Meanwhile, everyone waits for details about spring activities. Seminole County high schools released preliminary graduation plans, but advised details are subject to change, the Orlando Sentinel reports. • Collier County high schools announced it’s a top priority not to have virtual graduations this year, the Naples Daily News reports.

Even Valentine’s Day has been affected. At one Lake County school, cards and candy were quarantined before distribution by gloved and masked staff members, the Orlando Sentinel reports.

Some students have more basic needs. With food insecurity up during the pandemic, a Duval County elementary counselor created a food bank for his students, WJXT reports.

In other school news

Save our school. A Putnam County community is fighting a plan to close its elementary school as part of a districtwide revitalization plan, WUFT reports.

An Alachua County elementary principal has been recommended for firing. She’s accused of inappropriate activity including sharing nude photos, which she denies, the Gainesville Sun reports.

The Charlotte County School Board is reexamining its sex harassment and discrimination policies. Officials remain divided over how to handle anonymous complaints, the Charlotte Sun reports.

She’s moving on. The principal of Volusia County’s virtual school abruptly resigned, citing health and happiness reasons, the Daytona Beach News-Journal reports.

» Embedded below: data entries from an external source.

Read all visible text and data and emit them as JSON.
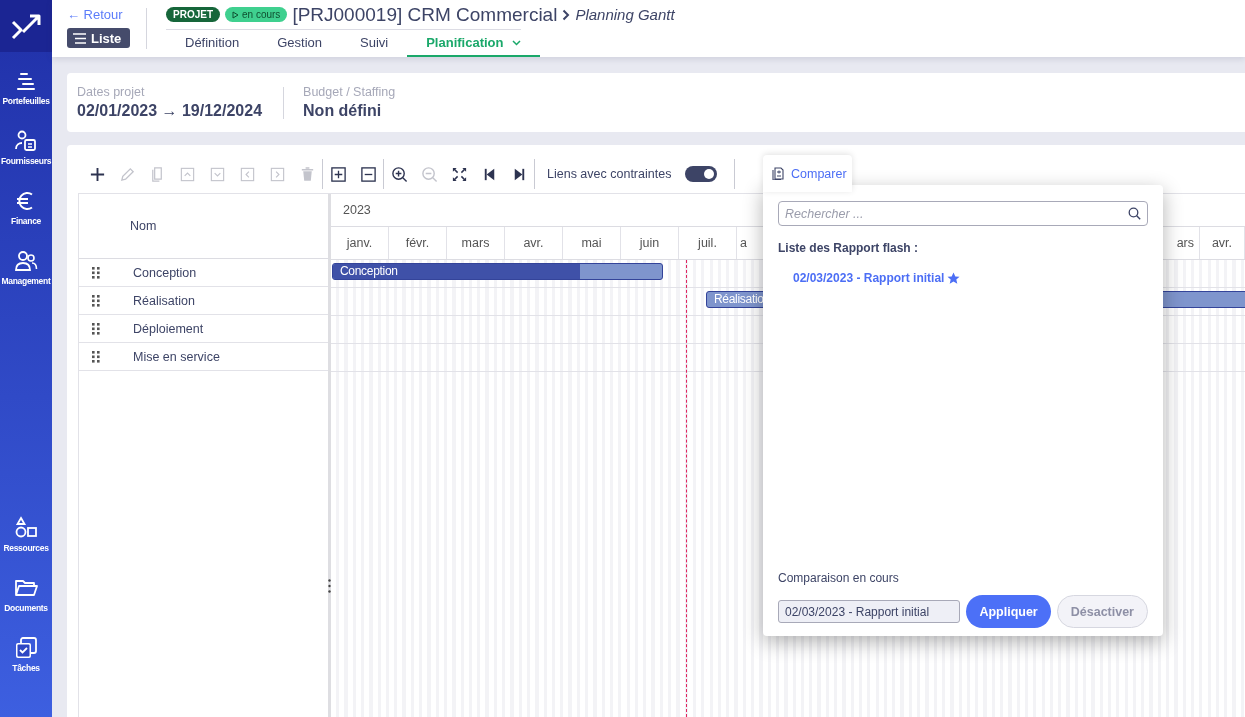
{
  "sidebar": {
    "top": [
      {
        "label": "Portefeuilles"
      },
      {
        "label": "Fournisseurs"
      },
      {
        "label": "Finance"
      },
      {
        "label": "Management"
      }
    ],
    "bottom": [
      {
        "label": "Ressources"
      },
      {
        "label": "Documents"
      },
      {
        "label": "Tâches"
      }
    ]
  },
  "header": {
    "back": "← Retour",
    "list_button": "Liste",
    "badges": [
      {
        "label": "PROJET",
        "kind": "type"
      },
      {
        "label": "en cours",
        "kind": "status"
      }
    ],
    "title": "[PRJ000019] CRM Commercial",
    "subtitle": "Planning Gantt",
    "tabs": [
      {
        "label": "Définition",
        "selected": false,
        "menu": false
      },
      {
        "label": "Gestion",
        "selected": false,
        "menu": false
      },
      {
        "label": "Suivi",
        "selected": false,
        "menu": false
      },
      {
        "label": "Planification",
        "selected": true,
        "menu": true
      }
    ]
  },
  "info": [
    {
      "label": "Dates projet",
      "value": "02/01/2023 → 19/12/2024"
    },
    {
      "label": "Budget / Staffing",
      "value": "Non défini"
    }
  ],
  "toolbar": {
    "groups": [
      {
        "buttons": [
          {
            "disabled": false
          },
          {
            "disabled": true
          },
          {
            "disabled": true
          },
          {
            "disabled": true
          },
          {
            "disabled": true
          },
          {
            "disabled": true
          },
          {
            "disabled": true
          },
          {
            "disabled": true
          }
        ]
      },
      {
        "buttons": [
          {
            "disabled": false
          },
          {
            "disabled": false
          }
        ]
      },
      {
        "buttons": [
          {
            "disabled": false
          },
          {
            "disabled": true
          },
          {
            "disabled": false
          },
          {
            "disabled": false
          },
          {
            "disabled": false
          }
        ]
      }
    ],
    "toggle": {
      "label": "Liens avec contraintes",
      "on": true
    },
    "compare": {
      "label": "Comparer",
      "expanded": true
    }
  },
  "gantt": {
    "column": "Nom",
    "rows": [
      {
        "name": "Conception"
      },
      {
        "name": "Réalisation"
      },
      {
        "name": "Déploiement"
      },
      {
        "name": "Mise en service"
      }
    ],
    "year": "2023",
    "months": [
      "janv.",
      "févr.",
      "mars",
      "avr.",
      "mai",
      "juin",
      "juil.",
      "a"
    ],
    "months_right": [
      "ars",
      "avr."
    ],
    "bars": [
      {
        "label": "Conception",
        "level": 0.75
      },
      {
        "label": "Réalisatio",
        "level": 0
      }
    ]
  },
  "compare_panel": {
    "search": {
      "placeholder": "Rechercher ..."
    },
    "list_title": "Liste des Rapport flash :",
    "reports": [
      {
        "label": "02/03/2023 - Rapport initial",
        "favorite": true
      }
    ],
    "current_title": "Comparaison en cours",
    "current": "02/03/2023 - Rapport initial",
    "buttons": [
      {
        "label": "Appliquer",
        "disabled": false
      },
      {
        "label": "Désactiver",
        "disabled": true
      }
    ]
  }
}
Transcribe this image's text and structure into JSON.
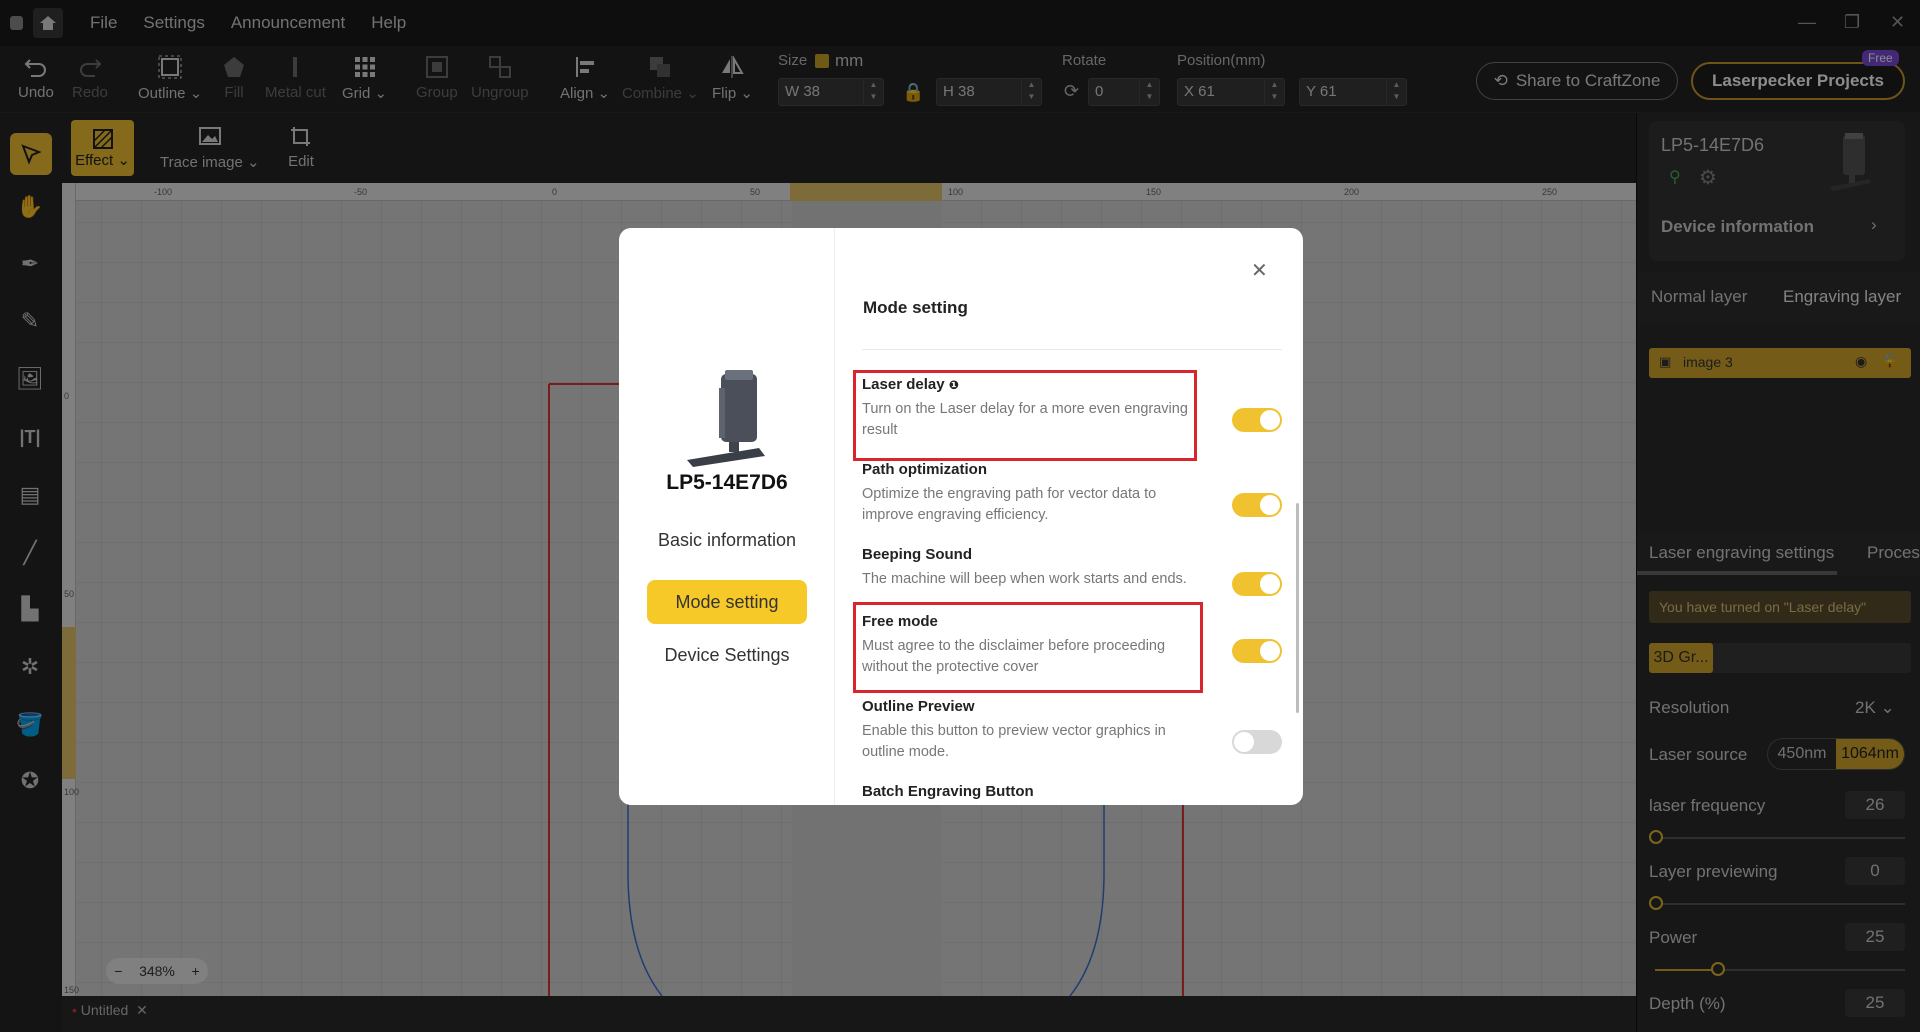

The Manatee County school district took over a struggling charter school a year ago. It’s still trying to figure out the school’s long-term fate, the Bradenton Herald reports.

The Duval County school district scheduled suicide prevention activities for “You Matter Month.” Students at six schools protested, saying the effort interfered with and attempted to overshadow Black History Month, WTLV reports. The district announced changes as a result, WJXT reports.

What’s on tap in Tallahassee? House Education chairman Rep. Chris Latvala listed early literacy and school choice among his session priorities, Florida Politics reports. • Three years after the Parkland school shooting, Florida lawmakers continue to seek ways to improve school security, the Sun-Sentinel reports.

From the police blotter ... A Polk County teacher was arrested on accusations of physically fighting two students after a high school basketball game, WFLA reports. • A Polk County teacher was arrested on her third DUI charge, WKMG reports. • A Lake County school resource officer was removed from her post, related to a recent arrest, the Orlando Sentinel reports. • A 10-year-old Citrus County student was arrested for allegedly bringing a machete to school, the Citrus County Chronicle reports. • A Highlands County high school teacher was arrested on accusations of having sex with a minor student, WTSP reports.

Before you go ... The Super Bowl is over, having made its mark on the Tampa Bay area and Florida. One way that shouldn’t get lost is the support for flag football as a growing sport for high school girls. Don’t miss this cool Nike ad featuring the flag teams from Hillsborough’s Robinson and Alonso high schools.